===== Entries provided =====

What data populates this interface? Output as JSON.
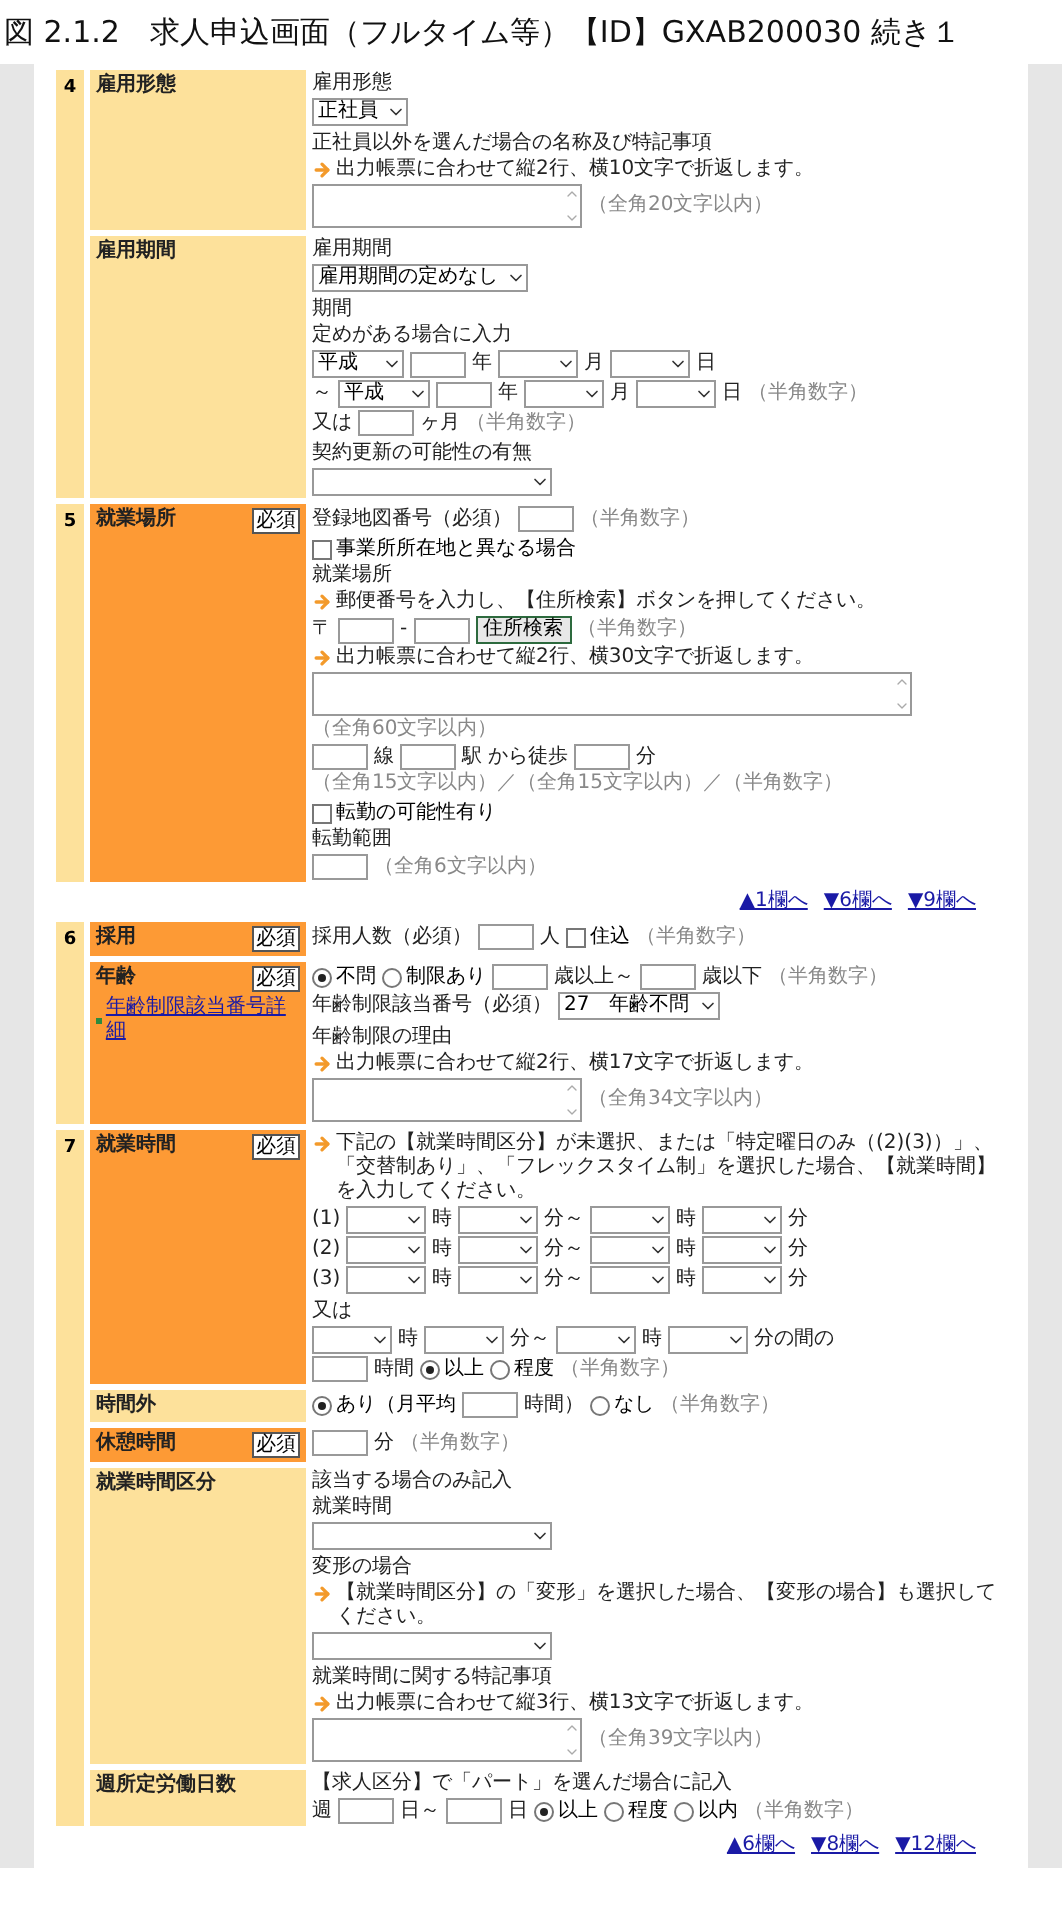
{
  "title": "図 2.1.2　求人申込画面（フルタイム等）【ID】GXAB200030 続き１",
  "sections": [
    {
      "number": "4",
      "rows": [
        {
          "label": "雇用形態",
          "required": false,
          "groups": [
            [
              [
                {
                  "kind": "text",
                  "text": "雇用形態"
                }
              ],
              [
                {
                  "kind": "select",
                  "value": "正社員"
                }
              ]
            ],
            [
              [
                {
                  "kind": "text",
                  "text": "正社員以外を選んだ場合の名称及び特記事項"
                }
              ],
              [
                {
                  "kind": "note",
                  "text": "出力帳票に合わせて縦2行、横10文字で折返します。"
                }
              ],
              [
                {
                  "kind": "textarea"
                },
                {
                  "kind": "hint",
                  "text": "（全角20文字以内）"
                }
              ]
            ]
          ]
        },
        {
          "label": "雇用期間",
          "required": false,
          "groups": [
            [
              [
                {
                  "kind": "text",
                  "text": "雇用期間"
                }
              ],
              [
                {
                  "kind": "select",
                  "value": "雇用期間の定めなし"
                }
              ]
            ],
            [
              [
                {
                  "kind": "text",
                  "text": "期間"
                }
              ],
              [
                {
                  "kind": "text",
                  "text": "定めがある場合に入力"
                }
              ],
              [
                {
                  "kind": "select",
                  "value": "平成"
                },
                {
                  "kind": "input"
                },
                {
                  "kind": "text",
                  "text": "年"
                },
                {
                  "kind": "select"
                },
                {
                  "kind": "text",
                  "text": "月"
                },
                {
                  "kind": "select"
                },
                {
                  "kind": "text",
                  "text": "日"
                }
              ],
              [
                {
                  "kind": "text",
                  "text": "～"
                },
                {
                  "kind": "select",
                  "value": "平成"
                },
                {
                  "kind": "input"
                },
                {
                  "kind": "text",
                  "text": "年"
                },
                {
                  "kind": "select"
                },
                {
                  "kind": "text",
                  "text": "月"
                },
                {
                  "kind": "select"
                },
                {
                  "kind": "text",
                  "text": "日"
                },
                {
                  "kind": "hint",
                  "text": "（半角数字）"
                }
              ],
              [
                {
                  "kind": "text",
                  "text": "又は"
                },
                {
                  "kind": "input"
                },
                {
                  "kind": "text",
                  "text": "ヶ月"
                },
                {
                  "kind": "hint",
                  "text": "（半角数字）"
                }
              ]
            ],
            [
              [
                {
                  "kind": "text",
                  "text": "契約更新の可能性の有無"
                }
              ],
              [
                {
                  "kind": "select"
                }
              ]
            ]
          ]
        }
      ]
    },
    {
      "number": "5",
      "rows": [
        {
          "label": "就業場所",
          "required": true,
          "badge": "必須",
          "groups": [
            [
              [
                {
                  "kind": "text",
                  "text": "登録地図番号（必須）"
                },
                {
                  "kind": "input"
                },
                {
                  "kind": "hint",
                  "text": "（半角数字）"
                }
              ]
            ],
            [
              [
                {
                  "kind": "checkbox",
                  "label": "事業所所在地と異なる場合",
                  "checked": false
                }
              ],
              [
                {
                  "kind": "text",
                  "text": "就業場所"
                }
              ],
              [
                {
                  "kind": "note",
                  "text": "郵便番号を入力し、【住所検索】ボタンを押してください。"
                }
              ],
              [
                {
                  "kind": "text",
                  "text": "〒"
                },
                {
                  "kind": "input"
                },
                {
                  "kind": "text",
                  "text": "-"
                },
                {
                  "kind": "input"
                },
                {
                  "kind": "button",
                  "label": "住所検索"
                },
                {
                  "kind": "hint",
                  "text": "（半角数字）"
                }
              ],
              [
                {
                  "kind": "note",
                  "text": "出力帳票に合わせて縦2行、横30文字で折返します。"
                }
              ],
              [
                {
                  "kind": "textarea"
                }
              ],
              [
                {
                  "kind": "hint",
                  "text": "（全角60文字以内）"
                }
              ],
              [
                {
                  "kind": "input"
                },
                {
                  "kind": "text",
                  "text": "線"
                },
                {
                  "kind": "input"
                },
                {
                  "kind": "text",
                  "text": "駅 から徒歩"
                },
                {
                  "kind": "input"
                },
                {
                  "kind": "text",
                  "text": "分"
                }
              ],
              [
                {
                  "kind": "hint",
                  "text": "（全角15文字以内）／（全角15文字以内）／（半角数字）"
                }
              ]
            ],
            [
              [
                {
                  "kind": "checkbox",
                  "label": "転勤の可能性有り",
                  "checked": false
                }
              ],
              [
                {
                  "kind": "text",
                  "text": "転勤範囲"
                }
              ],
              [
                {
                  "kind": "input"
                },
                {
                  "kind": "hint",
                  "text": "（全角6文字以内）"
                }
              ]
            ]
          ]
        }
      ],
      "nav": [
        "▲1欄へ",
        "▼6欄へ",
        "▼9欄へ"
      ]
    },
    {
      "number": "6",
      "rows": [
        {
          "label": "採用",
          "required": true,
          "badge": "必須",
          "groups": [
            [
              [
                {
                  "kind": "text",
                  "text": "採用人数（必須）"
                },
                {
                  "kind": "input"
                },
                {
                  "kind": "text",
                  "text": "人"
                },
                {
                  "kind": "checkbox",
                  "label": "住込",
                  "checked": false
                },
                {
                  "kind": "hint",
                  "text": "（半角数字）"
                }
              ]
            ]
          ]
        },
        {
          "label": "年齢",
          "required": true,
          "badge": "必須",
          "link": "年齢制限該当番号詳細",
          "groups": [
            [
              [
                {
                  "kind": "radio",
                  "label": "不問",
                  "selected": true
                },
                {
                  "kind": "radio",
                  "label": "制限あり",
                  "selected": false
                },
                {
                  "kind": "input"
                },
                {
                  "kind": "text",
                  "text": "歳以上～"
                },
                {
                  "kind": "input"
                },
                {
                  "kind": "text",
                  "text": "歳以下"
                },
                {
                  "kind": "hint",
                  "text": "（半角数字）"
                }
              ],
              [
                {
                  "kind": "text",
                  "text": "年齢制限該当番号（必須）"
                },
                {
                  "kind": "select",
                  "value": "27　年齢不問"
                }
              ]
            ],
            [
              [
                {
                  "kind": "text",
                  "text": "年齢制限の理由"
                }
              ],
              [
                {
                  "kind": "note",
                  "text": "出力帳票に合わせて縦2行、横17文字で折返します。"
                }
              ],
              [
                {
                  "kind": "textarea"
                },
                {
                  "kind": "hint",
                  "text": "（全角34文字以内）"
                }
              ]
            ]
          ]
        }
      ]
    },
    {
      "number": "7",
      "rows": [
        {
          "label": "就業時間",
          "required": true,
          "badge": "必須",
          "groups": [
            [
              [
                {
                  "kind": "note",
                  "text": "下記の【就業時間区分】が未選択、または「特定曜日のみ（(2)(3)）」、「交替制あり」、「フレックスタイム制」を選択した場合、【就業時間】を入力してください。"
                }
              ],
              [
                {
                  "kind": "text",
                  "text": "(1)"
                },
                {
                  "kind": "select"
                },
                {
                  "kind": "text",
                  "text": "時"
                },
                {
                  "kind": "select"
                },
                {
                  "kind": "text",
                  "text": "分～"
                },
                {
                  "kind": "select"
                },
                {
                  "kind": "text",
                  "text": "時"
                },
                {
                  "kind": "select"
                },
                {
                  "kind": "text",
                  "text": "分"
                }
              ],
              [
                {
                  "kind": "text",
                  "text": "(2)"
                },
                {
                  "kind": "select"
                },
                {
                  "kind": "text",
                  "text": "時"
                },
                {
                  "kind": "select"
                },
                {
                  "kind": "text",
                  "text": "分～"
                },
                {
                  "kind": "select"
                },
                {
                  "kind": "text",
                  "text": "時"
                },
                {
                  "kind": "select"
                },
                {
                  "kind": "text",
                  "text": "分"
                }
              ],
              [
                {
                  "kind": "text",
                  "text": "(3)"
                },
                {
                  "kind": "select"
                },
                {
                  "kind": "text",
                  "text": "時"
                },
                {
                  "kind": "select"
                },
                {
                  "kind": "text",
                  "text": "分～"
                },
                {
                  "kind": "select"
                },
                {
                  "kind": "text",
                  "text": "時"
                },
                {
                  "kind": "select"
                },
                {
                  "kind": "text",
                  "text": "分"
                }
              ]
            ],
            [
              [
                {
                  "kind": "text",
                  "text": "又は"
                }
              ],
              [
                {
                  "kind": "select"
                },
                {
                  "kind": "text",
                  "text": "時"
                },
                {
                  "kind": "select"
                },
                {
                  "kind": "text",
                  "text": "分～"
                },
                {
                  "kind": "select"
                },
                {
                  "kind": "text",
                  "text": "時"
                },
                {
                  "kind": "select"
                },
                {
                  "kind": "text",
                  "text": "分の間の"
                }
              ],
              [
                {
                  "kind": "input"
                },
                {
                  "kind": "text",
                  "text": "時間"
                },
                {
                  "kind": "radio",
                  "label": "以上",
                  "selected": true
                },
                {
                  "kind": "radio",
                  "label": "程度",
                  "selected": false
                },
                {
                  "kind": "hint",
                  "text": "（半角数字）"
                }
              ]
            ]
          ]
        },
        {
          "label": "時間外",
          "required": false,
          "groups": [
            [
              [
                {
                  "kind": "radio",
                  "label": "あり（月平均",
                  "selected": true
                },
                {
                  "kind": "input"
                },
                {
                  "kind": "text",
                  "text": "時間）"
                },
                {
                  "kind": "radio",
                  "label": "なし",
                  "selected": false
                },
                {
                  "kind": "hint",
                  "text": "（半角数字）"
                }
              ]
            ]
          ]
        },
        {
          "label": "休憩時間",
          "required": true,
          "badge": "必須",
          "groups": [
            [
              [
                {
                  "kind": "input"
                },
                {
                  "kind": "text",
                  "text": "分"
                },
                {
                  "kind": "hint",
                  "text": "（半角数字）"
                }
              ]
            ]
          ]
        },
        {
          "label": "就業時間区分",
          "required": false,
          "groups": [
            [
              [
                {
                  "kind": "text",
                  "text": "該当する場合のみ記入"
                }
              ],
              [
                {
                  "kind": "text",
                  "text": "就業時間"
                }
              ],
              [
                {
                  "kind": "select"
                }
              ]
            ],
            [
              [
                {
                  "kind": "text",
                  "text": "変形の場合"
                }
              ],
              [
                {
                  "kind": "note",
                  "text": "【就業時間区分】の「変形」を選択した場合、【変形の場合】も選択してください。"
                }
              ],
              [
                {
                  "kind": "select"
                }
              ]
            ],
            [
              [
                {
                  "kind": "text",
                  "text": "就業時間に関する特記事項"
                }
              ],
              [
                {
                  "kind": "note",
                  "text": "出力帳票に合わせて縦3行、横13文字で折返します。"
                }
              ],
              [
                {
                  "kind": "textarea"
                },
                {
                  "kind": "hint",
                  "text": "（全角39文字以内）"
                }
              ]
            ]
          ]
        },
        {
          "label": "週所定労働日数",
          "required": false,
          "groups": [
            [
              [
                {
                  "kind": "text",
                  "text": "【求人区分】で「パート」を選んだ場合に記入"
                }
              ],
              [
                {
                  "kind": "text",
                  "text": "週"
                },
                {
                  "kind": "input"
                },
                {
                  "kind": "text",
                  "text": "日～"
                },
                {
                  "kind": "input"
                },
                {
                  "kind": "text",
                  "text": "日"
                },
                {
                  "kind": "radio",
                  "label": "以上",
                  "selected": true
                },
                {
                  "kind": "radio",
                  "label": "程度",
                  "selected": false
                },
                {
                  "kind": "radio",
                  "label": "以内",
                  "selected": false
                },
                {
                  "kind": "hint",
                  "text": "（半角数字）"
                }
              ]
            ]
          ]
        }
      ],
      "nav": [
        "▲6欄へ",
        "▼8欄へ",
        "▼12欄へ"
      ]
    }
  ]
}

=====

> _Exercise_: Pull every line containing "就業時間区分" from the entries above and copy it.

> _Response box_:
                  "text": "下記の【就業時間区分】が未選択、または「特定曜日のみ（(2)(3)）」、「交替制あり」、「フレックスタイム制」を選択した場合、【就業時間】を入力してください。"
          "label": "就業時間区分",
                  "text": "【就業時間区分】の「変形」を選択した場合、【変形の場合】も選択してください。"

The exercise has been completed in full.